Pete Wells Awards Two Stars to Mu Ramen
Last March, New York Times restaurant critic Pete Wells published a list of the Top 10 Ramen Destinations in New York, and awarded Mu Ramen in Long Island City the top spot. He seemed to have underestimated both his cultural authority and just how badly New Yorkers were craving a bowl of good ramen, as by the next day, the restaurant, which had been operating as a pop-up in a bagel shop, had shut themselves down due to an overwhelming demand for reservations.
Wells received some public backlash, which he addresses in his review of Mu this week. In fact, he uses the first seven paragraphs to clear the air and argue that he was not, in fact, the villain in this culinary tale. As he explains to his readers, “Last week, Joshua Smookler, Mu Ramen’s chef and its owner, told me ‘the real reason’ he had decamped from the bagel shop. ‘I was scared of the government finding out what we were doing,’ he said, even though he believed it was legal, ‘and was afraid that would have an effect on our doing a brick-and-mortar.’”
OK, you’re off the hook, Pete.
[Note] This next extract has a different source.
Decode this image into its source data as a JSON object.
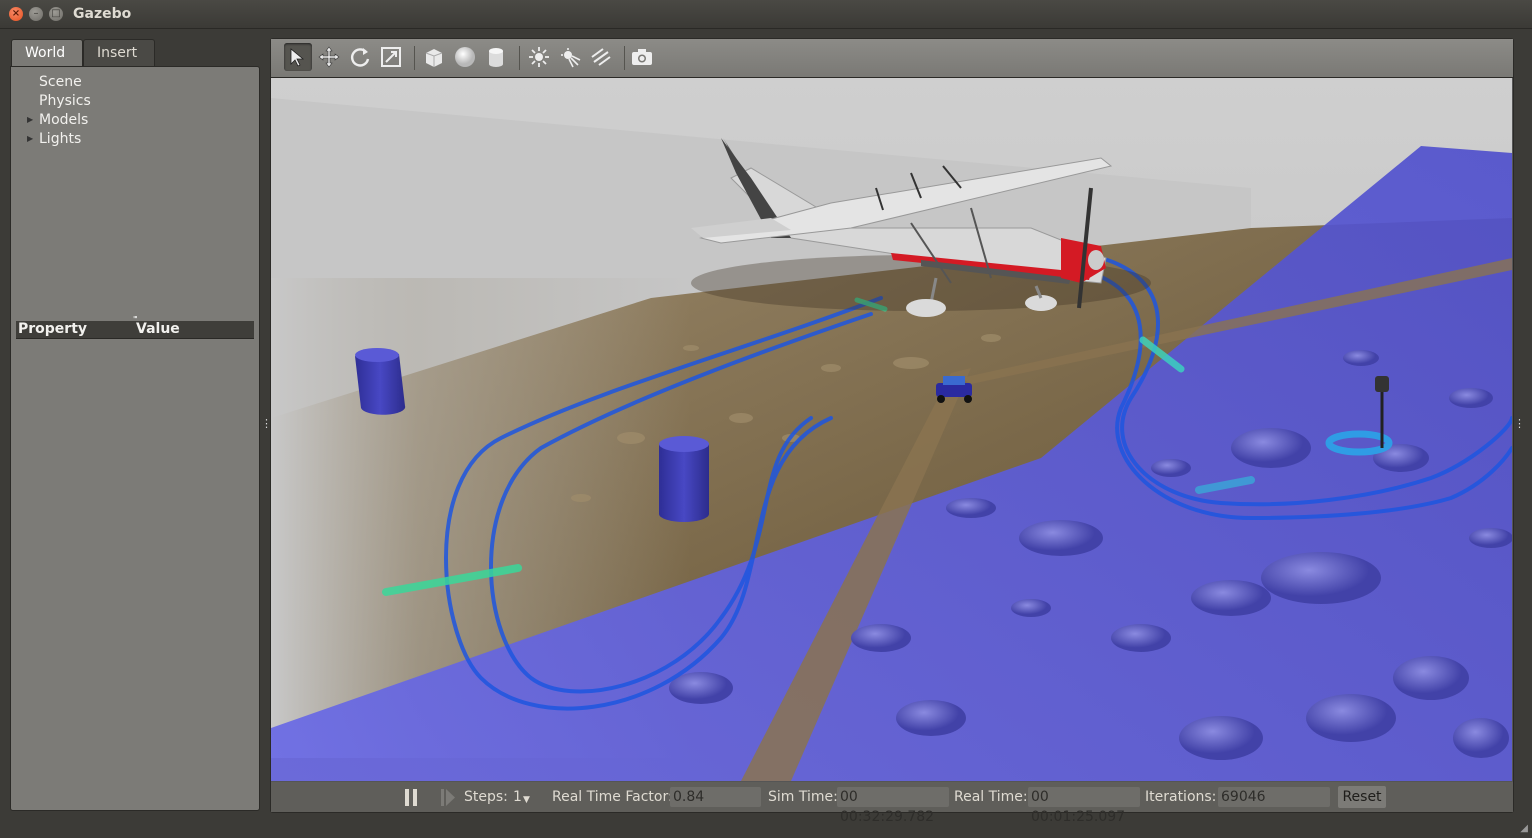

He then goes on to explain why the more-permanent Mu Ramen deserves two stars, and how it “impressed” him on his visits. He wants diners to try other dishes besides the ramen and encourages you to listen if the appetizers “call your name; they definitely called mine.” While the chicken wings stuffed with foie gras and brioche “did not stop traffic, which they are clearly meant to do,” he does recommend the edamame, “U&I” (which stands for uni and ikura), the scallion pancake with smoked trout, and the clams in saffron aïoli. Then comes the biggest compliment of them all:
He recommends “all ramen.”
This is quite a statement of confidence and appreciation — not even Ivan Orkin received such a positive blanket judgement of his work when Wells gave Ivan Ramen two stars last August. Wells praises the “like heavy cream” tonkotsu, the “full-bodied knockout” shoyu, and the signature Mu Ramen. He even cautions other chefs, as “The weightiest, richest possible broth is not necessarily the ramen ideal… Mr. Smookler’s ramen is so compelling in part because it’s an exception. My praise for it should not be taken as a signal to other chefs to try to make soups as robustly silky as his.”
In other words, don’t try this at home, kids.
He ends his review by once again addressing the kerfuffle he accidentally stirred last year, of which he apparently has few if any regrets; as he puts it, “if I had it all to do over again, would I still tell the world how much I admire Mu Ramen? Do I feel the same way now? Absolutely.”